Centuries ago, the land of Kumandra was at peace, presided over by a race of powerful dragons until, in a desperate attempt to ward of a malignant force known as the Duun, the dragons sacrificed themselves to protect the world.
500 years later mankind has split into 5 factions, each of which distrust the others, a situation that only worsens when an attempt to broker peace by Raya’s father results in betrayal, once again unleashing the Duun upon the world. Now Raya must begin a quest to discover if there is any truth to the legends of the lost, last dragon Sisu and see if there is a chance for both her father and the world to be made whole again.
If I was a cynical person I might say that there was a pattern emerging here. Raya and the Last Dragon is, after all, the second film to be put out on Disney+’s Premier access following last year's criminally underrated Mulan. Both are films with entirely South-East Asian characters (ethnically at least) focused on strong, powerful warrior women out to save their countries...hmm…

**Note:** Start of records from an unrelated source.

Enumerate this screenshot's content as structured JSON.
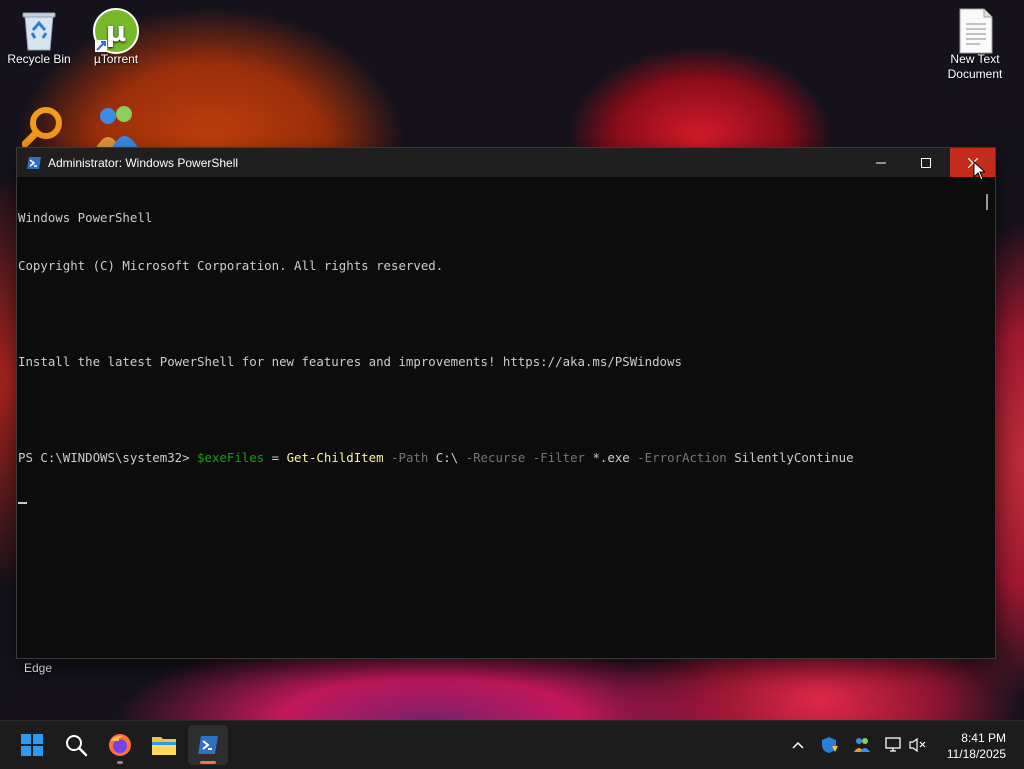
{
  "desktop": {
    "icons": [
      {
        "label": "Recycle Bin"
      },
      {
        "label": "µTorrent"
      },
      {
        "label": "New Text Document"
      },
      {
        "label": "Edge"
      }
    ]
  },
  "window": {
    "title": "Administrator: Windows PowerShell",
    "buttons": {
      "minimize": "minimize",
      "maximize": "maximize",
      "close": "close"
    }
  },
  "console": {
    "line1": "Windows PowerShell",
    "line2": "Copyright (C) Microsoft Corporation. All rights reserved.",
    "line3": "Install the latest PowerShell for new features and improvements! https://aka.ms/PSWindows",
    "prompt": "PS C:\\WINDOWS\\system32> ",
    "command": {
      "var": "$exeFiles",
      "eq": " = ",
      "cmdlet": "Get-ChildItem",
      "p1": " -Path",
      "v1": " C:\\",
      "p2": " -Recurse",
      "p3": " -Filter",
      "v3": " *.exe",
      "p4": " -ErrorAction",
      "v4": " SilentlyContinue"
    }
  },
  "taskbar": {
    "apps": [
      "start-icon",
      "search-icon",
      "firefox-icon",
      "file-explorer-icon",
      "powershell-icon"
    ],
    "tray": [
      "chevron-up-icon",
      "security-icon",
      "network-icon",
      "display-icon",
      "volume-muted-icon"
    ],
    "time": "8:41 PM",
    "date": "11/18/2025"
  },
  "colors": {
    "close_button": "#c42b1c",
    "ps_variable": "#13a10e",
    "ps_cmdlet": "#f9f1a5",
    "ps_parameter": "#767676"
  }
}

Cynicism aside, Raya is of course the latest film From Disney Animation Studios and their first release since 2019’s Frozen 2. The big question of the day however is if the film captures that great Disney magic, and is it worth dropping your hard-earned pennies on now or wait the long 3 months till it drops off Premier Access?
First things first – this film looks incredible - as in jaw-droppingly incredible. Every shot of the film looks utterly sumptuous and this is clearly a huge leap forward for the quality of visuals that Disney can achieve as every hair, water drop and even dust effect is rendered perfectly whilst the characters themselves are more expressive than ever. This is the kind of film where you wish they were still doing these on cels so you could buy them to put on the wall (we’re watching out for the film's art book already…)!
Backing this up is a fantastic soundtrack which eschews the traditional Disney princess songs for a more orchestral affair which just soars through the film, particularly in the finale. Composer James Newton Howard has really earned his pay on this project!
Over on the story front however, we must admit things are a little less cut and dry and it’s here where Raya falls a little short.
The plot is a classic quest storyline as Raya seeks out the films maguffins, gathering a party to her cause as she goes and facing up to her own shortcomings to find a way to save the world - and that’s all really great. Raya and Sisu are the heart and soul of the film as they should be and they absolutely shine here. Awkwafina brings the same sas and energy to Sisu as she brought to Peik Lin in Crazy Rich Asians and she basically functions as a female version of Robin Williams' Genie from Aladdin. And unlike another actor who attempted this not too log ago, she pulls it off, which frankly is high praise! Meanwhile Kelly Marie Tran, replacing the originally cast Cassie Steele, as Raya (one wonders if this was in part an olive branch after the terrible way she was treated over Star Wars…) and she gives Raya a genuine strength that allows the character to carry the film.
The issues lie not with them but in the side cast and the way the film appears to have been forced to sacrifice parts of itself in order to include them. You see, whilst we certainly have no insider knowledge, it seems painfully clear that the film originally had far more interaction and a much bigger character arc between Raya and the film's antagonist, Namaari. A lot of this remains but whilst their spectacular fight scenes are glorious to behold the rest is so truncated that the nuance the relationship needs feels lacking.
One rather suspects the directive came from Disney to cut out what could well have been a romantic aspect of the characters relationship (enough is left in the subtlety’s of the animation to suggest this was the case) and instead to allocate that time to...sigh...comedy sidekicks. Their sole purpose is seemingly to pander to the little kiddies who can’t go 30 seconds without dumb physical comedy to keep them entertained. It doesn't hurt toy sales either, the same reason that Sven, Olaf and Kristoff were in Frozen 2 so much despite having no impact on any of the important plot beats).
The thing is that Sisu is already the comedy sidekick, so adding another SIX is just utterly superfluous. Benedict Wong’s Tong (stop laughing you dirty minded people, you know who you are...), at least brings some depth and slightly subversive dialogue to the table but the rest, consisting of a young boy chef and three monkeys accompanied by a toddler who isn’t old enough to speak but is somehow magically able to understand how to be an expert thief and follow complex instructions, are just such obvious and unnecessary fluff. Frankly they aren’t really very funny either.
The end result when you add it all together is that Disney could have had a spectacular, genre defining film, but instead they chose to take a path that adhered more closely to their tried and true formulas. That’s not to say the end result isn’t good because it’s really good, certainly the best from the studio since 2016 brought us that glorious tag-team of Moana and Zootopia, and you will definatley find a lot to like here. It’s just that you will also be left wondering how it could have turned out if Disney hadn’t played things so safe.